The COVID-19 pandemic is causing increasing illness and death around the world, yet many young adults have resisted strict social distancing measures. Students on extended spring breaks are out and about, and young professionals who now work remotely by day still gather for parties at night.
Too many people in their 20s and 30s have wrongly come to believe that COVID-19 “affects only old people” and is “just another flu.” This is not true.
If young people do not take the necessary measures now, this disease will take many more lives — and nearly every young person will lose family members and friends. COVID-19 is definitely not just a flu. We need to treat it with the respect it deserves as the most serious pandemic of our lifetime.
Social distancing is necessary across all aspects of life. College students, many now home for the rest of the school year, need to practice social distancing. If young people work from home all day and then go to a crowded dinner gathering in the evening, not much has been accomplished in terms of containing the virus.
What’s more, they are putting themselves at risk. COVID-19 is consistently worse than the seasonal influenza at all ages except for little children. An adult at any age is approximately 5-10 times more likely to die from COVID-19 than from the seasonal influenza, and similarly more likely to be hospitalized or sustain permanent lung damage from a severe case. Although it is true that the absolute for young adults is relatively low, this is no disease to take lightly.
Another way to think about it: Getting infected with COVID-19 will affect a person as if that person were 20 years older and had been infected with the seasonal flu. People in their 30s might experience COVID-19 as if it were a flu they caught in their 50s.
The situation is exacerbated because we are not doing nearly enough testing. At a minimum, we should be testing everybody who has suspicious symptoms and everybody who has had recent contact with somebody with symptoms or who has tested positive. Instead, we’re reading reports that only the rich and famous are getting tested. With insufficient testing, strict, widespread social distancing is the only option we have to get this pandemic under control. We have to assume that any person we interact with may be infectious. In a nutshell, the less we test, the more we have to self-quarantine.
Many parts of the country still have a chance to learn from what has happened in China, in South Korea, and in Italy, as we assess which measures have and have not helped. China and Italy imposed strict lockdowns. By contrast, South Korea employed mass testing, and it canceled large gatherings and closed educational institutions and public spaces, but it never had to place its citizens under house arrest.

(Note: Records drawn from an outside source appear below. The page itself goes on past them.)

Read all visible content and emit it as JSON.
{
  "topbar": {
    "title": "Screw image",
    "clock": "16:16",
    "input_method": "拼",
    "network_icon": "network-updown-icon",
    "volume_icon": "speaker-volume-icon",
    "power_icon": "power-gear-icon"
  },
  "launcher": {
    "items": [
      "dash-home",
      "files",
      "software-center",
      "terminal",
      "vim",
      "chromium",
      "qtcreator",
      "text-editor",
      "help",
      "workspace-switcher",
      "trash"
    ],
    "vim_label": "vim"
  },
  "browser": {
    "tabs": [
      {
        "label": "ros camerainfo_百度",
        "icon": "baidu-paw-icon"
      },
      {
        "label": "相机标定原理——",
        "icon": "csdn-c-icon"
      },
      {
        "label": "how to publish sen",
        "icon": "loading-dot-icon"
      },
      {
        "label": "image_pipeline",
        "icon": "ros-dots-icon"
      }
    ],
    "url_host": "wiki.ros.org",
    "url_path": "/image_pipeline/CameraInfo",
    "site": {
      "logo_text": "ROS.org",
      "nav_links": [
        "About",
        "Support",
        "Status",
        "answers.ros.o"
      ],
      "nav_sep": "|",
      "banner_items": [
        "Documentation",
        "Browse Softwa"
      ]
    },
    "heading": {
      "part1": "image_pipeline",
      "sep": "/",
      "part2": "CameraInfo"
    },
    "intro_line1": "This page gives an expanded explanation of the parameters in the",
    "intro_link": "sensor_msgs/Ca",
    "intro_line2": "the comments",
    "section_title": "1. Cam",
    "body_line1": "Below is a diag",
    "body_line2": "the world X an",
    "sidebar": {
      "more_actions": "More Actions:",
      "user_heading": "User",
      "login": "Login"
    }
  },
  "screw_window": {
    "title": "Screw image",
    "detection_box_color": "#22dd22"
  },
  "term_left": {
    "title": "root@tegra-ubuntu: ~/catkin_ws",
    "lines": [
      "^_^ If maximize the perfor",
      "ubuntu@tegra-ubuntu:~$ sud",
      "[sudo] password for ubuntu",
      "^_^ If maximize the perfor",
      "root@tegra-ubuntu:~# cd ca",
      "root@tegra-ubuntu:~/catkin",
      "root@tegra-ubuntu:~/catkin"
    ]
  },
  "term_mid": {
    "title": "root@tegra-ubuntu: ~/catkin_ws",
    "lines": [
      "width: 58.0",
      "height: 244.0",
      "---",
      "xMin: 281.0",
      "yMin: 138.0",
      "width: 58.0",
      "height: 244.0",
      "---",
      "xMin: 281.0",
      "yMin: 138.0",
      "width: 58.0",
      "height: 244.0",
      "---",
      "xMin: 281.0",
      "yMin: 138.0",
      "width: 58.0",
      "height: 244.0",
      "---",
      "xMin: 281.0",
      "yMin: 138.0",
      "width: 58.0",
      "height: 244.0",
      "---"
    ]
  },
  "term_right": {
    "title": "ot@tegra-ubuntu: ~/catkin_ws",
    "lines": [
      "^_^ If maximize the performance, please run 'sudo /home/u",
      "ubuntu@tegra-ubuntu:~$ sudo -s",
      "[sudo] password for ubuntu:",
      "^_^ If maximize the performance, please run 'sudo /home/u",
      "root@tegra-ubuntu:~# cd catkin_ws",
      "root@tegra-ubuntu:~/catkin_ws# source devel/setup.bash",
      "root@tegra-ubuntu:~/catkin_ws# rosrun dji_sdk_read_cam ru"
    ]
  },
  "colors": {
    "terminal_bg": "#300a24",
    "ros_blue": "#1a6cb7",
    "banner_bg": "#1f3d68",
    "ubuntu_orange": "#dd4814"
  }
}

China and South Korea have brought their COVID-19 epidemics under control, and Italy, too, seems to be slowly taking a turn for the better. These examples suggest that there are two approaches to containing the virus: Either a community practices both social distancing and widespread testing early, as did South Korea, or eventually things deteriorate to a point where a strict lockdown and house arrest are the only options, as happened in Wuhan, China, and in Italy.
If we do not manage to follow the South Korean example, we will eventually have no option but to follow the Chinese and Italian examples.
Young people have the power to help contain the pandemic by keeping interactions with people outside their immediate families or households to the absolute minimum.
This means no parties, no going out with friends, no kid play dates, no movies, no concerts, no games. It means going shopping only for the essentials like food, toiletries and medication, and going less frequently. When leaving the house for a walk, it means keeping a distance from other people, and preferably just going where nobody else is.
As more places embark on strict protocols for social distancing, it is critical that young and old alike participate fully in social distancing now.
Claus O. Wilke is the chair of the Department of Integrative Biology at The University of Texas at Austin.